Some of the illogical arguments that are used that you should look out for include:

Broken Logic. An example of broken logic is citing a child who got sick from a vaccination as proof that all vaccinations are dangerous and may make your child sick. Sometimes broken logic statements feel accurate, and only when really analysed do you find they are not. Sometimes they are just clumsy, like finding an error in a report on climate change and then using that to imply that everything in the report is in error. The danger is that those looking for ammunition to support a position that is already anti-climate change science, will hook onto broken logic as if it is actually logic and refuse to be convinced otherwise.

Straw man arguments. This is something that is easily knocked over, like a person made of straw – and is usually done when an opponent claims you are saying something that you actually aren’t, and proceeds to demolish your supposed arguments. An example of this Allan Jones stating: “And of course carbon dioxide isn’t a pollutant. It’s a harmless trace gas that’s necessary for life.”

Michael Brown from Monash University has said, “Straw man climate science ignores real world complexity. Variations from year-to-year and place-to-place are assumed to undermine the case for anthropogenic climate change.”

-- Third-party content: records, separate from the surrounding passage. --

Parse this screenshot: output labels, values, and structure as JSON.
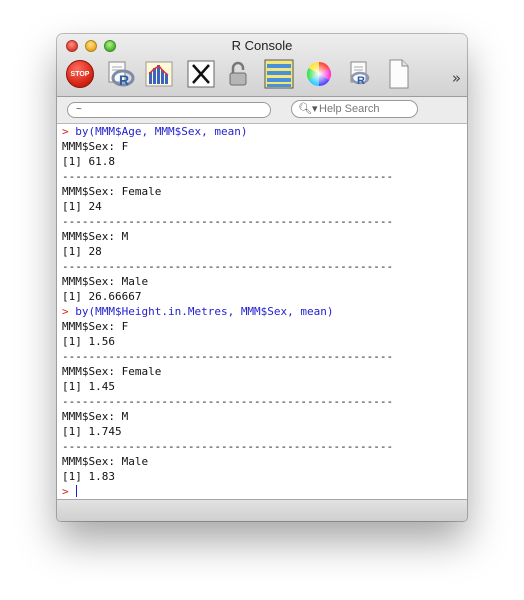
{
  "window": {
    "title": "R Console"
  },
  "toolbar": {
    "items": [
      {
        "name": "stop",
        "label": "STOP"
      },
      {
        "name": "source-script"
      },
      {
        "name": "quartz-plot"
      },
      {
        "name": "x11"
      },
      {
        "name": "authorize-lock"
      },
      {
        "name": "show-history"
      },
      {
        "name": "color-wheel"
      },
      {
        "name": "print"
      },
      {
        "name": "new-document"
      }
    ],
    "overflow": "»"
  },
  "searchbar": {
    "path": "~",
    "help_placeholder": "Help Search"
  },
  "console": {
    "lines": [
      {
        "type": "cmd",
        "prompt": "> ",
        "text": "by(MMM$Age, MMM$Sex, mean)"
      },
      {
        "type": "out",
        "text": "MMM$Sex: F"
      },
      {
        "type": "out",
        "text": "[1] 61.8"
      },
      {
        "type": "out",
        "text": "--------------------------------------------------"
      },
      {
        "type": "out",
        "text": "MMM$Sex: Female"
      },
      {
        "type": "out",
        "text": "[1] 24"
      },
      {
        "type": "out",
        "text": "--------------------------------------------------"
      },
      {
        "type": "out",
        "text": "MMM$Sex: M"
      },
      {
        "type": "out",
        "text": "[1] 28"
      },
      {
        "type": "out",
        "text": "--------------------------------------------------"
      },
      {
        "type": "out",
        "text": "MMM$Sex: Male"
      },
      {
        "type": "out",
        "text": "[1] 26.66667"
      },
      {
        "type": "cmd",
        "prompt": "> ",
        "text": "by(MMM$Height.in.Metres, MMM$Sex, mean)"
      },
      {
        "type": "out",
        "text": "MMM$Sex: F"
      },
      {
        "type": "out",
        "text": "[1] 1.56"
      },
      {
        "type": "out",
        "text": "--------------------------------------------------"
      },
      {
        "type": "out",
        "text": "MMM$Sex: Female"
      },
      {
        "type": "out",
        "text": "[1] 1.45"
      },
      {
        "type": "out",
        "text": "--------------------------------------------------"
      },
      {
        "type": "out",
        "text": "MMM$Sex: M"
      },
      {
        "type": "out",
        "text": "[1] 1.745"
      },
      {
        "type": "out",
        "text": "--------------------------------------------------"
      },
      {
        "type": "out",
        "text": "MMM$Sex: Male"
      },
      {
        "type": "out",
        "text": "[1] 1.83"
      },
      {
        "type": "input",
        "prompt": "> ",
        "text": ""
      }
    ]
  }
}
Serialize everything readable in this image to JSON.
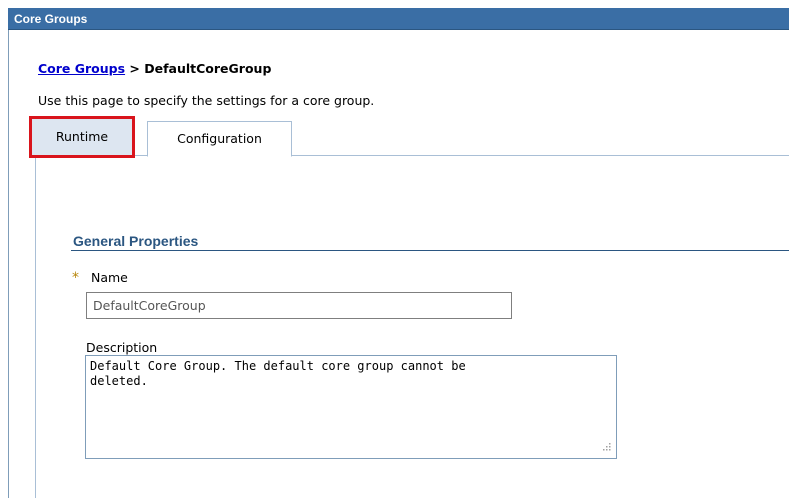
{
  "window": {
    "title": "Core Groups"
  },
  "breadcrumb": {
    "link": "Core Groups",
    "separator": " > ",
    "current": "DefaultCoreGroup"
  },
  "intro_text": "Use this page to specify the settings for a core group.",
  "tabs": [
    {
      "label": "Runtime",
      "highlighted": true
    },
    {
      "label": "Configuration",
      "active": true
    }
  ],
  "general_properties": {
    "title": "General Properties",
    "name": {
      "required_marker": "*",
      "label": "Name",
      "value": "DefaultCoreGroup"
    },
    "description": {
      "label": "Description",
      "value": "Default Core Group. The default core group cannot be\ndeleted."
    }
  },
  "colors": {
    "titlebar": "#3a6ea5",
    "link": "#0000cc",
    "section_title": "#2b5681",
    "highlight_box": "#d9141c",
    "tab_border": "#a9bfd6"
  }
}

False equivalence: False equivalence is usually made by comparing something morally and emotionally outrageous to some aspect of science that someone is attacking. One of the worst cases of false equivalence I have heard in recent years is when the Australian Vaccination Sceptics Network in 2015 compared infant vaccines to rape.

Case Study of One:  This is usually preceded by a statement like, ‘Well when my aunty visited the Great Barrier Reef and she said…’ Although it is more often based on a person’s own single experience of an incident, such as Pauline Hanson stating that the Reef was clearly in good condition because it looked okay when she visited Great Keppel Island.

John Cook from George Mason University, has described the illogical fallacies often used by science deniers as FLICC. This stands for:

So keep an eye out for them, whether the argument is being made about same sex marriage or science – and as a science communicator don’t be shy of calling ‘Illogical fallacy’ (or just plain ‘Bullshit’) on them.

President’s update: The great science joke search

By ASC President Craig Cormick

 

Calling all science communicators…

So it has become abundantly clear that despite many years of work and millions of dollars being invested, the science community has been particularly unsuccessful in developing any breakthrough science jokes. So I am putting out the call to all science communicators to see if we can help address this sad state of affairs.

It might be a short one or two liner, like:

Q. What does DNA stand for?

A. The National Dyslexic Association.

Or it may be a much longer joke, but I challenge you all to send in your best science jokes, either on the ASC Facebook page, or post in the comments section of the newsletter. Let’s show you have what it takes to reach out and communicate science in diverse mediums, including humour.

My best effort:

There were three scientists attending a conference in New York – a geneticist, a nanotechnologist and a nuclear physicist. As they were leaving the conference centre late in the evening a robber jumped out in front of them with a gun. ‘Give me your money or I’ll shoot you,’ he said.

‘No, no, don’t rob us or shoot us,’ said the geneticist. ‘We’re scientists. We are trying to better the world.’

The robber thinks about that a moment and then says, ‘Okay. Here’s what I’ll do. If you can convince me that what you are doing is for the betterment of the world, I’ll let you go. But if not. Bang!’

The three scientists agree and the nuclear physicist goes first. ‘Well nuclear power has a lot of potential for addressing modern problems and it has a bad reputation I know, but I believe nuclear power is the way of the future…’

Bang! The robber shoots him.

Then he turns the gun to the nanotechnologist. ‘You next!’

No, no, me next,’ says the geneticist. ‘I’d rather be shot than have to hear one more time how nanotechnology is going to save the world!’

Over to you, ASC members…